Say the number of lines in the records below that hold the word "responses", and only that number.
(Exercise data begins)
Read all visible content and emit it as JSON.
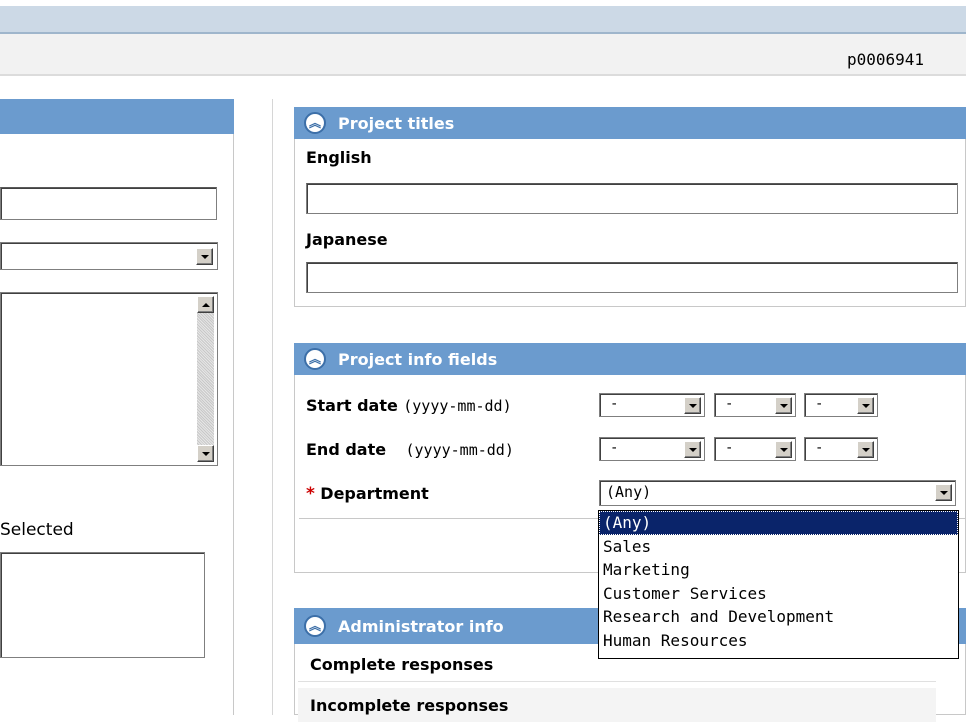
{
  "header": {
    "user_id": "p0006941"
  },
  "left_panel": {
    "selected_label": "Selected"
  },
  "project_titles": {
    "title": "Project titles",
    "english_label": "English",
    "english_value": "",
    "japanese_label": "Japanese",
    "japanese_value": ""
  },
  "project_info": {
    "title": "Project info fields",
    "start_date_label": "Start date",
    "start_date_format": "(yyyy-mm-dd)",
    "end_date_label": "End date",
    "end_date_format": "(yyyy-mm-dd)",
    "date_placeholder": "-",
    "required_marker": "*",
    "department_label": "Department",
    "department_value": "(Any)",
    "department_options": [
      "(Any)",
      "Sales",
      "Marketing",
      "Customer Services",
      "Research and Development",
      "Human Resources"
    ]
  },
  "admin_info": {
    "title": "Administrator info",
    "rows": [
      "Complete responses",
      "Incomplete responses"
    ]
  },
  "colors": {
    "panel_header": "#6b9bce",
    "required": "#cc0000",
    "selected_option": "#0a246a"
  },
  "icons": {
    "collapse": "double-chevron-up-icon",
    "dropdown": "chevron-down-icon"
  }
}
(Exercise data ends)
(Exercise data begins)
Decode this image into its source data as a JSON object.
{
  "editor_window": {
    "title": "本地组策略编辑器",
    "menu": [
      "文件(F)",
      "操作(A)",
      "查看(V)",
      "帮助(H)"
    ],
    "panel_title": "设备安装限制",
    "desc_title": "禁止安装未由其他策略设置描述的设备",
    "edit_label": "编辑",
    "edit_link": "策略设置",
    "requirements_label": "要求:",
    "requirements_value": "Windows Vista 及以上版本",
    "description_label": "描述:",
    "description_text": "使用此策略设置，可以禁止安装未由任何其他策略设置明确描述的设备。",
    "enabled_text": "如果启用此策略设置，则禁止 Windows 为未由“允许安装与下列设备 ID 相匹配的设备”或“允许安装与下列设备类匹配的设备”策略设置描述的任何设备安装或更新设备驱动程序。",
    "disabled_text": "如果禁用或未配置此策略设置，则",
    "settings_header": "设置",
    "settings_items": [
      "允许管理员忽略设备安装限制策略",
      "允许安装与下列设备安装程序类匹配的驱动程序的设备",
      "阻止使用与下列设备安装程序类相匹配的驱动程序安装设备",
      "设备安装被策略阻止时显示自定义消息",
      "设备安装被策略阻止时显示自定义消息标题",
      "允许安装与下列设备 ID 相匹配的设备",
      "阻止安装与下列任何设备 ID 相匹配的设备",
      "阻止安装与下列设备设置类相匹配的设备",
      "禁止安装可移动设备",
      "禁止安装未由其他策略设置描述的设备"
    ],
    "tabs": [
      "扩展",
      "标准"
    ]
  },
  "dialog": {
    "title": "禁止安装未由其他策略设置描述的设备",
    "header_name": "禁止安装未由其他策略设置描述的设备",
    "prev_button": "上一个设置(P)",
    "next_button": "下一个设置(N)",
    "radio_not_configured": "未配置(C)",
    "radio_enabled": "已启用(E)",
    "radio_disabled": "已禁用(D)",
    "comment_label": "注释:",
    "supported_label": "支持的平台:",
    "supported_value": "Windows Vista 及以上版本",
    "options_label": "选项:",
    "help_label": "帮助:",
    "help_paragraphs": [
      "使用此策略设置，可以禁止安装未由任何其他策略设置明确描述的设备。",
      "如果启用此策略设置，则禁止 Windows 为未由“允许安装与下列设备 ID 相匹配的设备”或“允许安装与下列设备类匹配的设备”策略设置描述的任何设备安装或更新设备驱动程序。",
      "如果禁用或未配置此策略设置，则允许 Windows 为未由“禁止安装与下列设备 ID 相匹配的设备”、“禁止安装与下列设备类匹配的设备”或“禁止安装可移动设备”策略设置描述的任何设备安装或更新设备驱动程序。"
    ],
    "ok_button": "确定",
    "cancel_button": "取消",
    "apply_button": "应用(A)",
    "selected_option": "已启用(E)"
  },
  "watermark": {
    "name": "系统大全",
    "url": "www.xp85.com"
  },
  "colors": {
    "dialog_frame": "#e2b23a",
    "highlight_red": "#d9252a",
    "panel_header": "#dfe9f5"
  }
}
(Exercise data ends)
### Response
2